A new study published in the journals Cancer Cell has revealed that genomic technologies provide better insights into intestinal metaplasia (IM), a known risk factor for gastric (stomach) cancer. Patients with IM are six times more likely to develop stomach cancer than those without. The research could also help detect patients who are infected with the Helicobacter pylori bacteria, which is also linked to the disease.
Stomach cancer is the third deadliest cancer in the world according to World Health Organization (WHO) statistics and claims more than 300 lives yearly in Singapore. The disease is believed to be caused by infection with Helicobacter pylori but is potentially treatable if detected early. Unfortunately, more than two-thirds of stomach cancer patients are only diagnosed at an advanced stage.

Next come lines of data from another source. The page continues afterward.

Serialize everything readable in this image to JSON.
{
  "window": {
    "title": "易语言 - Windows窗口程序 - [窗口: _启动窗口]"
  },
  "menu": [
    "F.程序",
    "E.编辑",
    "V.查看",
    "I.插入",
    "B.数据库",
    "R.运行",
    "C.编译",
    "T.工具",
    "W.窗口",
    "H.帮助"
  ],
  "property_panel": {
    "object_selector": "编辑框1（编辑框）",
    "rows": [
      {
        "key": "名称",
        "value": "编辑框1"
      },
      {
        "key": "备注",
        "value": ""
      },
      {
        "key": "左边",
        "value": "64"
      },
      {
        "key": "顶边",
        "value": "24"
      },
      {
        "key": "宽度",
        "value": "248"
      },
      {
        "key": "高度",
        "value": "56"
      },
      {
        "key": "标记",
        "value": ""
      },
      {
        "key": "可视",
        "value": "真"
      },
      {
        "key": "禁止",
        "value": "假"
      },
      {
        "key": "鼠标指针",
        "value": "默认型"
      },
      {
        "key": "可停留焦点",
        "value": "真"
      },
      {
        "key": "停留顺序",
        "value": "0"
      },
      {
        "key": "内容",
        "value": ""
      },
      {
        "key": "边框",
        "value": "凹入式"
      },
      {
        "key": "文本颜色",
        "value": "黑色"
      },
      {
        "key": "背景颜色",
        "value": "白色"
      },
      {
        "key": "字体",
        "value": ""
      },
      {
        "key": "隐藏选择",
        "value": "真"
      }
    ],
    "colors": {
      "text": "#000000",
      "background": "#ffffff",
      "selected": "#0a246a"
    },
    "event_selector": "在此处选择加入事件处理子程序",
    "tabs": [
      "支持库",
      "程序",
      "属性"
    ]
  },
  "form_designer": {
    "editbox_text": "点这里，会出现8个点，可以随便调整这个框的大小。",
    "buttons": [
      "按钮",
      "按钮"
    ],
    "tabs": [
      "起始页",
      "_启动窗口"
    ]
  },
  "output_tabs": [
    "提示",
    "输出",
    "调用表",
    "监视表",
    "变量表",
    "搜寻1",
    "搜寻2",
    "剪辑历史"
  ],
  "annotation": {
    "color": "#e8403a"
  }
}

Previous genetic studies on IM have mainly focused on patients who were already diagnosed with stomach cancer but these are limited in their ability to predict who is likely to develop the disease and how the disease will progress. The new study is the first to comprehensively map out the genetic changes in IM in a cohort of stomach cancer-free subjects, which helps us better predict the possible occurrence and progression of the disease.
Dr Yeoh Khay Guan, the co-lead investigator said, "Our study is the largest series of IM to be studied in detail by genetic analysis. These new findings help us understand why some people have a higher risk of progression to stomach cancer, and identify those who may benefit from closer follow-up to prevent cancer or to detect it early so that it can be cured."
The researchers leveraged the near 3,000 participants-strong Gastric Cancer Epidemiology Programme (GCEP) cohort, recruited with the support of patients and doctors from four local public hospitals (National University Hospital, Tan Tock Seng Hospital, Singapore General Hospital, Changi General Hospital).
The team showed that a comprehensive analysis of the genetic patterns of IM can predict its subsequent progression towards stomach cancer. The genetic analysis of IM helps to identify those with a higher risk of progression to stomach cancer. The research team is using this new information to identify biomarkers that can be applied in future in the clinic to identify people who have a high risk of progression to stomach cancer.